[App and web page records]
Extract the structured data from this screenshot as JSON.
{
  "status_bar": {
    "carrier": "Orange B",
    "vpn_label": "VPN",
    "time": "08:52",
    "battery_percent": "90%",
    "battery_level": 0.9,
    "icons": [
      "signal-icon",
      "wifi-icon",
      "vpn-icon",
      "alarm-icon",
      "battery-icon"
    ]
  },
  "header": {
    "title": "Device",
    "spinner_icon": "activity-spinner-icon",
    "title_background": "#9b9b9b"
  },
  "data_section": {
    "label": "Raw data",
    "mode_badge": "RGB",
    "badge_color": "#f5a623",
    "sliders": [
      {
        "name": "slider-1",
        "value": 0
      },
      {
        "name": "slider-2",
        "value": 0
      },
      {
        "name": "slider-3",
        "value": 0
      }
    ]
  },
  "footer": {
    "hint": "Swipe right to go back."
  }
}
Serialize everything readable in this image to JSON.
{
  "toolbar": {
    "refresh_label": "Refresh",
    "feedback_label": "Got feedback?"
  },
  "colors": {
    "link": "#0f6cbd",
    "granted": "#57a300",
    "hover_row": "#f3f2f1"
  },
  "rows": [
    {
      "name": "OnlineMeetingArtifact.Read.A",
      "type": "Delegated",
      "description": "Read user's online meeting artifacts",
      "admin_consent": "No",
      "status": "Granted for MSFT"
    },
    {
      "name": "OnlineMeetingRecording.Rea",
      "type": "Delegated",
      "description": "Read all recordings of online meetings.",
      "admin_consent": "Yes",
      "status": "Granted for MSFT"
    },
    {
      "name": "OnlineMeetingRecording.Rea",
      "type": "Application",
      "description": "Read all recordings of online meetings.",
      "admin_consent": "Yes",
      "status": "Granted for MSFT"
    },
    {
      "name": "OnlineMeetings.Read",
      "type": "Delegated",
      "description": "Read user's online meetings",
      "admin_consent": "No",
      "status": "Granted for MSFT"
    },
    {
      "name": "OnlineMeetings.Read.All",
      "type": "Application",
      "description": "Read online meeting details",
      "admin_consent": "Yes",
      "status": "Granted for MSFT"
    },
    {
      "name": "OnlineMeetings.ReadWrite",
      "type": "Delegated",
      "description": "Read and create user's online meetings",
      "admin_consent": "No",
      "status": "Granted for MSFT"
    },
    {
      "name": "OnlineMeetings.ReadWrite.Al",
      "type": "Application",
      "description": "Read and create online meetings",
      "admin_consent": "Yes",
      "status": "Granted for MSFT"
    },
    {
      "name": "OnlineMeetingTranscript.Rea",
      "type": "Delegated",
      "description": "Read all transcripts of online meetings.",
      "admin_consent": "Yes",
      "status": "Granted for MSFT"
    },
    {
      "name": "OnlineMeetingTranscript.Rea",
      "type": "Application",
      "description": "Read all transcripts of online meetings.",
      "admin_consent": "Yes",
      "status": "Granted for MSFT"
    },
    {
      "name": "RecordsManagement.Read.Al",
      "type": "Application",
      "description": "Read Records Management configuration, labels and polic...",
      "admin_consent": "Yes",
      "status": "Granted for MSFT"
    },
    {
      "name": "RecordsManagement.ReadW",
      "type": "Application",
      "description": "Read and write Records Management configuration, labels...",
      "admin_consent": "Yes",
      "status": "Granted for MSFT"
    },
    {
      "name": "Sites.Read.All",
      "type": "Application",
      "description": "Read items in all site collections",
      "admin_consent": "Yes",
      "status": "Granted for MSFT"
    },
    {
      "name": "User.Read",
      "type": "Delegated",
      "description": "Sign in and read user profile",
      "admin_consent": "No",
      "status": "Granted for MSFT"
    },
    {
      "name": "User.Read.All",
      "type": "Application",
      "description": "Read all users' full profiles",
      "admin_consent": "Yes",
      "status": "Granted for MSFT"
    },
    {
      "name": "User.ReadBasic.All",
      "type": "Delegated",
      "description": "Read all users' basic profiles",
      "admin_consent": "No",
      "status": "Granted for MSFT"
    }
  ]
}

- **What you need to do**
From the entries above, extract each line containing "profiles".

- **Written reply**
      "description": "Read all users' full profiles",
      "description": "Read all users' basic profiles",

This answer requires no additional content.